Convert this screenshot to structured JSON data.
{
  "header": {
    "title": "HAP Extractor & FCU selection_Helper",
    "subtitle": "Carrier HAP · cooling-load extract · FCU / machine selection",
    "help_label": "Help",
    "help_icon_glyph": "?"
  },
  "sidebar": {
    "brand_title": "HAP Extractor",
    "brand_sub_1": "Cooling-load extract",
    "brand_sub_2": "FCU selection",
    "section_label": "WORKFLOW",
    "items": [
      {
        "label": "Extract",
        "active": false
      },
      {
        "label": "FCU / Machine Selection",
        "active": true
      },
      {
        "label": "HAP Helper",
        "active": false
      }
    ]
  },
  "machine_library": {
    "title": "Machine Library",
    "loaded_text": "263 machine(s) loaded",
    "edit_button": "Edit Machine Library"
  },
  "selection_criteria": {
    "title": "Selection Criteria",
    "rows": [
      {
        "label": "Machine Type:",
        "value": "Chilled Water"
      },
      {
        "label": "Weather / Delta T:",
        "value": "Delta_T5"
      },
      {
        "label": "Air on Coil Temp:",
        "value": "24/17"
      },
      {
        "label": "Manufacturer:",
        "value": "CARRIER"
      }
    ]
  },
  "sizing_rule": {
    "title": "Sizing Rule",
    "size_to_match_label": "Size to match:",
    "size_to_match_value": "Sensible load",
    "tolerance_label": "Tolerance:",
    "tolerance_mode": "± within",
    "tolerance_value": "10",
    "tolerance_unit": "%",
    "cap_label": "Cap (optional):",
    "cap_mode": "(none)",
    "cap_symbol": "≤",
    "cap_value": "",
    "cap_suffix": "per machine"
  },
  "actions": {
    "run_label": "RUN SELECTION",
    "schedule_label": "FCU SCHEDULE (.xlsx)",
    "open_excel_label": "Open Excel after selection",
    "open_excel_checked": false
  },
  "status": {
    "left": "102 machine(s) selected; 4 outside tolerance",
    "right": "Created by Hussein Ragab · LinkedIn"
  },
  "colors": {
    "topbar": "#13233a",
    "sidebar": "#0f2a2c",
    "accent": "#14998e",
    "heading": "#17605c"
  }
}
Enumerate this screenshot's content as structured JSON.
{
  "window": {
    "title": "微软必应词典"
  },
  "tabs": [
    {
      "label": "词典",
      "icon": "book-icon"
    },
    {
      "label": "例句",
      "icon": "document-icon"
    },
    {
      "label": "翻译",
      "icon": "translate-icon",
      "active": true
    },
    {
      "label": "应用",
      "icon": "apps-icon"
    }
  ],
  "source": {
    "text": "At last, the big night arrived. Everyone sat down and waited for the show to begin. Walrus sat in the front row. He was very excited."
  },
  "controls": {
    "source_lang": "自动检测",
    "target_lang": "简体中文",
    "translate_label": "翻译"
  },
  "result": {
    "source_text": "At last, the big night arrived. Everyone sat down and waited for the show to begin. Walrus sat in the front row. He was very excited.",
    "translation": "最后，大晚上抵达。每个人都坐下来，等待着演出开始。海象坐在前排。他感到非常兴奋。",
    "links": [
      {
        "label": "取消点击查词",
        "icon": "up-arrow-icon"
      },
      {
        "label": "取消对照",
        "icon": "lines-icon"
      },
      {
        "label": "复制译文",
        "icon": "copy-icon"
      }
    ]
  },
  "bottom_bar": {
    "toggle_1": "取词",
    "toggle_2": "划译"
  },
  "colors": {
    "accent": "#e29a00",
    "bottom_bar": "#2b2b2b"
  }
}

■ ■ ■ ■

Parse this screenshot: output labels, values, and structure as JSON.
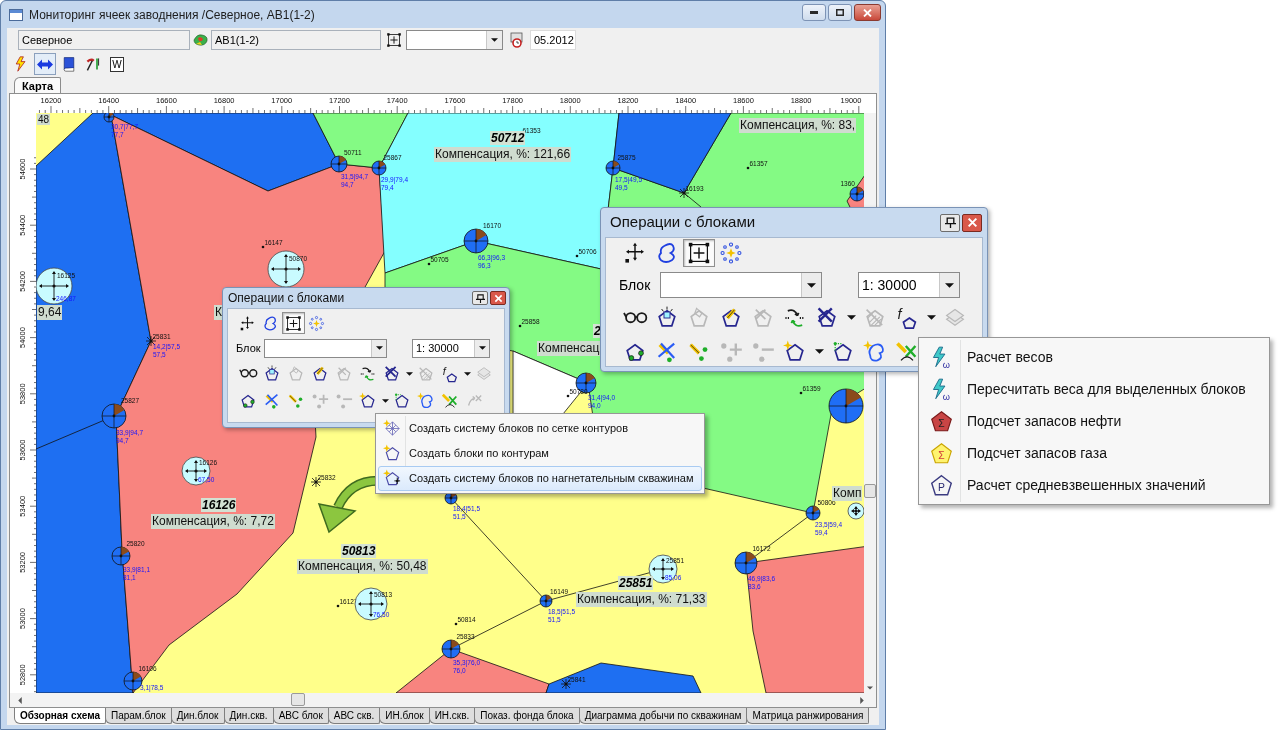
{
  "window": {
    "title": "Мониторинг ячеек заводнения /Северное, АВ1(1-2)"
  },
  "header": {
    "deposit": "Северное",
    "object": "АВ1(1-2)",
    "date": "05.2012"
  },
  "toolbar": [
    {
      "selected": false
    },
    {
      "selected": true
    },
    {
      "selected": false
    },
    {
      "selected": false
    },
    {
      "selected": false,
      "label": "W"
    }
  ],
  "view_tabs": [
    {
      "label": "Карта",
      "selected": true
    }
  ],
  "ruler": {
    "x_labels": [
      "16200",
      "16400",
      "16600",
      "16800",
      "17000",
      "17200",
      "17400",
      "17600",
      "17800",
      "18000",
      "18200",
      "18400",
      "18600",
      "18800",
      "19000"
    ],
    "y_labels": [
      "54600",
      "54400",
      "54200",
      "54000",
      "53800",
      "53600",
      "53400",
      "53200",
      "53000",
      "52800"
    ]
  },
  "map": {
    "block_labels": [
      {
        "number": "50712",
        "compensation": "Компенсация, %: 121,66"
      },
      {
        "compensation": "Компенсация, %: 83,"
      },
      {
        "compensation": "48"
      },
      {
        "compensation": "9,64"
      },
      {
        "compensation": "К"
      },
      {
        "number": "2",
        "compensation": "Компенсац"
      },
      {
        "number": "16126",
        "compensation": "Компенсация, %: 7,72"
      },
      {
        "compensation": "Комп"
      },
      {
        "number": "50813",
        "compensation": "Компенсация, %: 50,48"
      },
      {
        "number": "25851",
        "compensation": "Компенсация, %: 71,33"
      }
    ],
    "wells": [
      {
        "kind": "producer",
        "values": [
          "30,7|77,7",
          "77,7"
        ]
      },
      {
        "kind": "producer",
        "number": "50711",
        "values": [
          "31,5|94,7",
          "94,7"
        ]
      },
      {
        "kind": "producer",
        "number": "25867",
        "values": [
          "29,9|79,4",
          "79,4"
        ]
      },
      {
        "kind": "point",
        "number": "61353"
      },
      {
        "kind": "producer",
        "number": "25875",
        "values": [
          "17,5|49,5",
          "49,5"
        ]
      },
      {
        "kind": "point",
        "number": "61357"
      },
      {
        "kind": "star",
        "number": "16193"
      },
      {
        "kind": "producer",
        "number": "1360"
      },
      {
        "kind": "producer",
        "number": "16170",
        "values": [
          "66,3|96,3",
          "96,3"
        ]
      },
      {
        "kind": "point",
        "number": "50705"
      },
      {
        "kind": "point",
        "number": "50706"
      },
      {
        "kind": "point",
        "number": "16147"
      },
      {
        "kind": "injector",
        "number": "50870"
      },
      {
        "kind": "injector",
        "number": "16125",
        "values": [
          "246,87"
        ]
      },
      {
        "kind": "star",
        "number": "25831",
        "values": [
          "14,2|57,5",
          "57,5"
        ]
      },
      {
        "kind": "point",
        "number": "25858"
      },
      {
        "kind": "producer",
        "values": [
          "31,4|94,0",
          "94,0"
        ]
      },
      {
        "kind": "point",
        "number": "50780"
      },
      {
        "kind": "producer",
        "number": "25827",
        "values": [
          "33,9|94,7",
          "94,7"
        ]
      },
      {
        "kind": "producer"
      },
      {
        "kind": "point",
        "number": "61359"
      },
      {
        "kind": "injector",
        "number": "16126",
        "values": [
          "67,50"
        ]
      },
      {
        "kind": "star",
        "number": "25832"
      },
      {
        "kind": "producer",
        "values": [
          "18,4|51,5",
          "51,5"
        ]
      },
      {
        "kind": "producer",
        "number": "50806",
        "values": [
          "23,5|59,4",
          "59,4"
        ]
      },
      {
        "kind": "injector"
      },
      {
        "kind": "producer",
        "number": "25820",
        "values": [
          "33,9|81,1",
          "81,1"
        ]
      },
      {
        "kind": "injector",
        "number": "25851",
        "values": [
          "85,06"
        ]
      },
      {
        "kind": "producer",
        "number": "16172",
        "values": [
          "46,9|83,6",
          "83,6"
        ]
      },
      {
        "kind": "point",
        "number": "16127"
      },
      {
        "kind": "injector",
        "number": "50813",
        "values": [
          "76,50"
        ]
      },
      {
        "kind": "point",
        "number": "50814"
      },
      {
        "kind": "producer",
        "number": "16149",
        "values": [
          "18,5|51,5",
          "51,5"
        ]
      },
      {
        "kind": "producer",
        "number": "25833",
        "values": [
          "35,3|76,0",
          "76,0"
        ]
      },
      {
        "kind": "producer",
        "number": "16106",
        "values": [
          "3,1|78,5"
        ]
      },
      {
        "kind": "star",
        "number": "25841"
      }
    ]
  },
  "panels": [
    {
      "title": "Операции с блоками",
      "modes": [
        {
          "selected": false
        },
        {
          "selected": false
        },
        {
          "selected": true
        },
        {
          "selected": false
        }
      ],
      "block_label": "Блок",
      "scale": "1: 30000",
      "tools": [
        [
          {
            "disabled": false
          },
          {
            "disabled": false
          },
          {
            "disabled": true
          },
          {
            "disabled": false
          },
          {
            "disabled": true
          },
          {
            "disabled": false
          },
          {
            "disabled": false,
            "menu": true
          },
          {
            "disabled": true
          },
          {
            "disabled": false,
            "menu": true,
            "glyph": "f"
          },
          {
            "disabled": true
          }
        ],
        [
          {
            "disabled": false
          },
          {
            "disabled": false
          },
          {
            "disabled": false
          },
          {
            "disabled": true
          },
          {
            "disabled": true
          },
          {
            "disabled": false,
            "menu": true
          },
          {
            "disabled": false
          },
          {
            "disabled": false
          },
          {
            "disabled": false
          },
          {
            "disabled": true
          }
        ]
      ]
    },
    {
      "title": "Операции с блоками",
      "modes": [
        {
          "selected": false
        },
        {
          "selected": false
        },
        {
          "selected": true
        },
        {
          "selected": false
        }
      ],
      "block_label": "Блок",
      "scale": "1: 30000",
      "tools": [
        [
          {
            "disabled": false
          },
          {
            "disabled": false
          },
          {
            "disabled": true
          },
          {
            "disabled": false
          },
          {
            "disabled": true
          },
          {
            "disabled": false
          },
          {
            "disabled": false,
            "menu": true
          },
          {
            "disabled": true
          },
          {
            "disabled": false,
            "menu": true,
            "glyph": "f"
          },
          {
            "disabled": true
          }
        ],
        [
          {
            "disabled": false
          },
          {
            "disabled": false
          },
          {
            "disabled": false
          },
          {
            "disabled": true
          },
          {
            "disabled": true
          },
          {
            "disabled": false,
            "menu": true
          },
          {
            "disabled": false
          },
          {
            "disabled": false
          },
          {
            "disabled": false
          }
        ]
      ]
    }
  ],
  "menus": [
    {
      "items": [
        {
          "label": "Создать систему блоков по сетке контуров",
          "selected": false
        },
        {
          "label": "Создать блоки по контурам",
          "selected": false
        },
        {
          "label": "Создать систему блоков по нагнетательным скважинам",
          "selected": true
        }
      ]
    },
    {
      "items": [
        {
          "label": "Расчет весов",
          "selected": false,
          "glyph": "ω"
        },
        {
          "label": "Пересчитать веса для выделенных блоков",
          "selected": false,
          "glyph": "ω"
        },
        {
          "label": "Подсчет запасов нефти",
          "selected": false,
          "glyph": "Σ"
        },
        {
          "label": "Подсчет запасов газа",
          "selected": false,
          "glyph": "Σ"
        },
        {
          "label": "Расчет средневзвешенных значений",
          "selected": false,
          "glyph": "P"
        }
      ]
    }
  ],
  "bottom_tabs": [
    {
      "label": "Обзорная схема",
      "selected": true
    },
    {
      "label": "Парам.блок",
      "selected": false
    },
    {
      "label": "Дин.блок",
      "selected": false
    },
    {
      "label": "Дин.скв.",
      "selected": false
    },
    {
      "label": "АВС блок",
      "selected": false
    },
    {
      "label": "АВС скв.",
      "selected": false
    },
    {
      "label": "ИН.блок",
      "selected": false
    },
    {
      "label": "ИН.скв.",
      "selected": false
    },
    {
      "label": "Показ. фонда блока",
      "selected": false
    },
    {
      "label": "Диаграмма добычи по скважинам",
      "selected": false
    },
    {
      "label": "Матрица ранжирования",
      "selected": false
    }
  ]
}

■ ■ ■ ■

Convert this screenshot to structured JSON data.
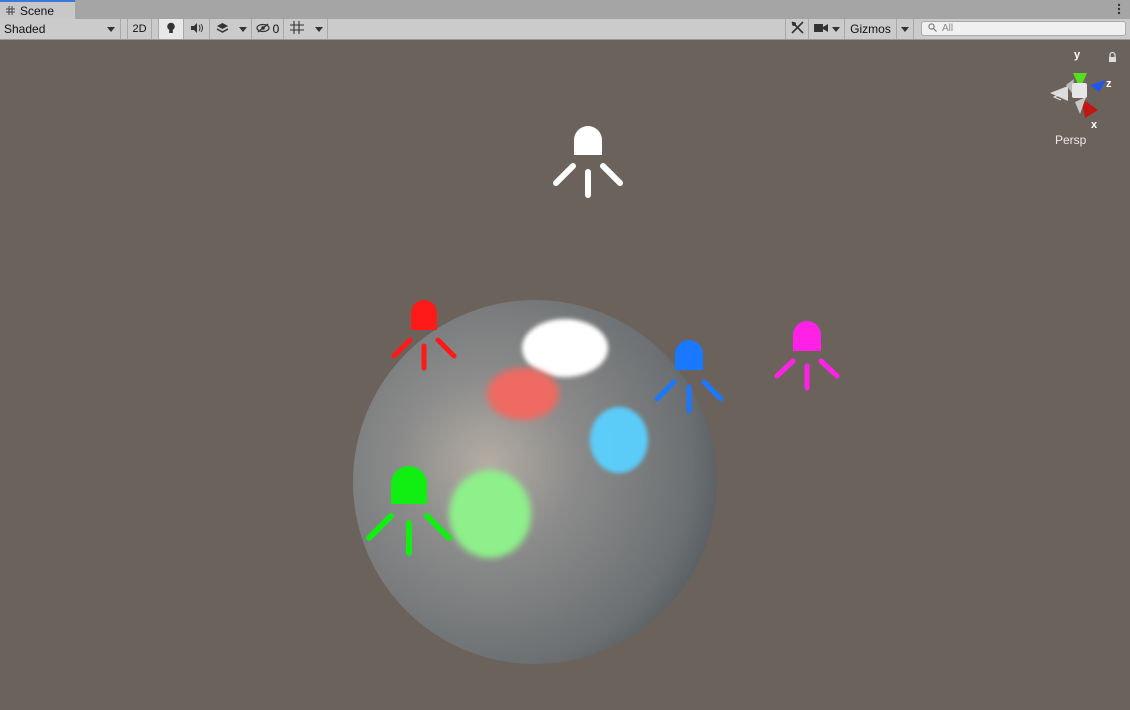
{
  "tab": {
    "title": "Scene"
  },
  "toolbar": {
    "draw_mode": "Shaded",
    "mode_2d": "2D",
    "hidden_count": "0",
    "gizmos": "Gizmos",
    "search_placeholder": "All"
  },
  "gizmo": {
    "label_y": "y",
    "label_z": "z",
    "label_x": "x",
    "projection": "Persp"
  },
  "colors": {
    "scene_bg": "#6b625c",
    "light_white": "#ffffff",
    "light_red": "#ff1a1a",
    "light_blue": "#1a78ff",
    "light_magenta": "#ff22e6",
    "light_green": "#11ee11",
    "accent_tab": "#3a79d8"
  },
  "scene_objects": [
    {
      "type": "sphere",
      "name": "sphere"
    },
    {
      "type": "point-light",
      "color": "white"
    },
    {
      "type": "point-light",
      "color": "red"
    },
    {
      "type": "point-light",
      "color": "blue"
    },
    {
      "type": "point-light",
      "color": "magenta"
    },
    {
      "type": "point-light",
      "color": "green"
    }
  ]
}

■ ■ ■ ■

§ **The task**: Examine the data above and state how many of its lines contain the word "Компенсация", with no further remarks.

§ **Result for this task**: 5